**Exercise data**:
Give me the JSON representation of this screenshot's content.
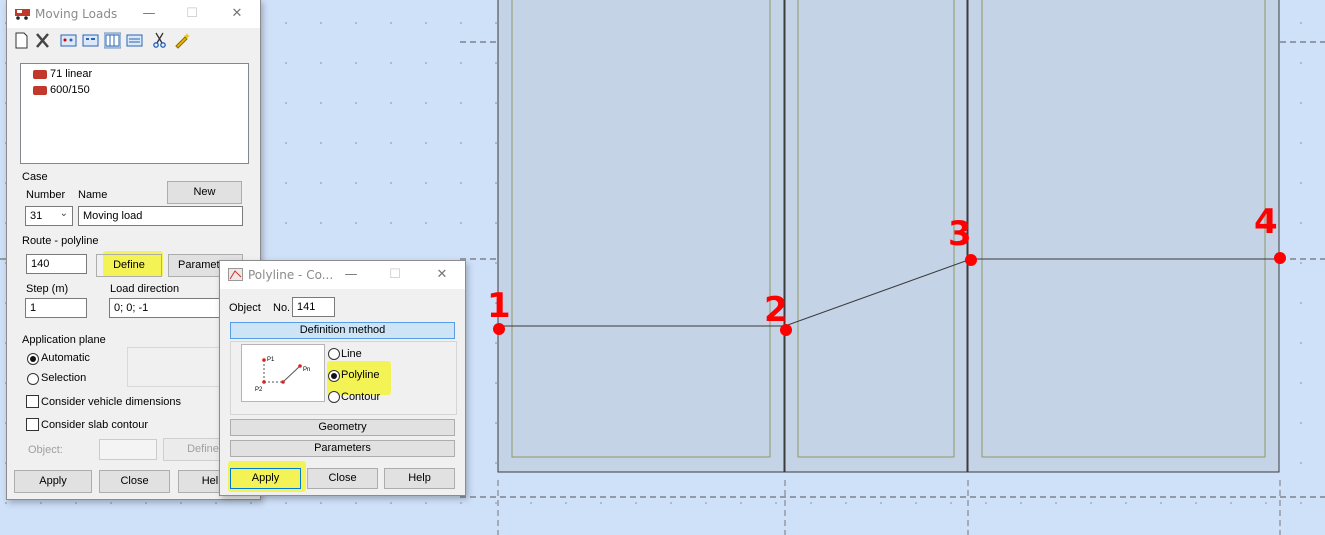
{
  "moving_loads": {
    "title": "Moving Loads",
    "list_items": [
      "71 linear",
      "600/150"
    ],
    "case": {
      "group": "Case",
      "number_label": "Number",
      "name_label": "Name",
      "new_button": "New",
      "number_value": "31",
      "name_value": "Moving load"
    },
    "route": {
      "group": "Route - polyline",
      "value": "140",
      "define_button": "Define",
      "parameters_button": "Paramete"
    },
    "step_label": "Step (m)",
    "step_value": "1",
    "load_direction_label": "Load direction",
    "load_direction_value": "0; 0; -1",
    "application_plane": {
      "group": "Application plane",
      "automatic": "Automatic",
      "selection": "Selection",
      "selected": "Automatic"
    },
    "consider_vehicle": "Consider vehicle dimensions",
    "consider_slab": "Consider slab contour",
    "object_label": "Object:",
    "object_define": "Define",
    "apply_button": "Apply",
    "close_button": "Close",
    "help_button": "Help"
  },
  "polyline_dialog": {
    "title": "Polyline - Co...",
    "object_label": "Object",
    "no_label": "No.",
    "no_value": "141",
    "definition_method": "Definition method",
    "options": [
      "Line",
      "Polyline",
      "Contour"
    ],
    "selected": "Polyline",
    "diagram_labels": [
      "P1",
      "P2",
      "Pn"
    ],
    "geometry_button": "Geometry",
    "parameters_button": "Parameters",
    "apply_button": "Apply",
    "close_button": "Close",
    "help_button": "Help"
  },
  "annotations": [
    "1",
    "2",
    "3",
    "4"
  ],
  "colors": {
    "background": "#cfe0f9",
    "slab_fill": "#c5d3e7",
    "highlight": "#f3f33b",
    "marker": "#ff0000"
  }
}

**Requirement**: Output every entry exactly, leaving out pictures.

**Answer space**:
Give me the JSON representation of this screenshot's content.
{
  "moving_loads": {
    "title": "Moving Loads",
    "list_items": [
      "71 linear",
      "600/150"
    ],
    "case": {
      "group": "Case",
      "number_label": "Number",
      "name_label": "Name",
      "new_button": "New",
      "number_value": "31",
      "name_value": "Moving load"
    },
    "route": {
      "group": "Route - polyline",
      "value": "140",
      "define_button": "Define",
      "parameters_button": "Paramete"
    },
    "step_label": "Step (m)",
    "step_value": "1",
    "load_direction_label": "Load direction",
    "load_direction_value": "0; 0; -1",
    "application_plane": {
      "group": "Application plane",
      "automatic": "Automatic",
      "selection": "Selection",
      "selected": "Automatic"
    },
    "consider_vehicle": "Consider vehicle dimensions",
    "consider_slab": "Consider slab contour",
    "object_label": "Object:",
    "object_define": "Define",
    "apply_button": "Apply",
    "close_button": "Close",
    "help_button": "Help"
  },
  "polyline_dialog": {
    "title": "Polyline - Co...",
    "object_label": "Object",
    "no_label": "No.",
    "no_value": "141",
    "definition_method": "Definition method",
    "options": [
      "Line",
      "Polyline",
      "Contour"
    ],
    "selected": "Polyline",
    "diagram_labels": [
      "P1",
      "P2",
      "Pn"
    ],
    "geometry_button": "Geometry",
    "parameters_button": "Parameters",
    "apply_button": "Apply",
    "close_button": "Close",
    "help_button": "Help"
  },
  "annotations": [
    "1",
    "2",
    "3",
    "4"
  ],
  "colors": {
    "background": "#cfe0f9",
    "slab_fill": "#c5d3e7",
    "highlight": "#f3f33b",
    "marker": "#ff0000"
  }
}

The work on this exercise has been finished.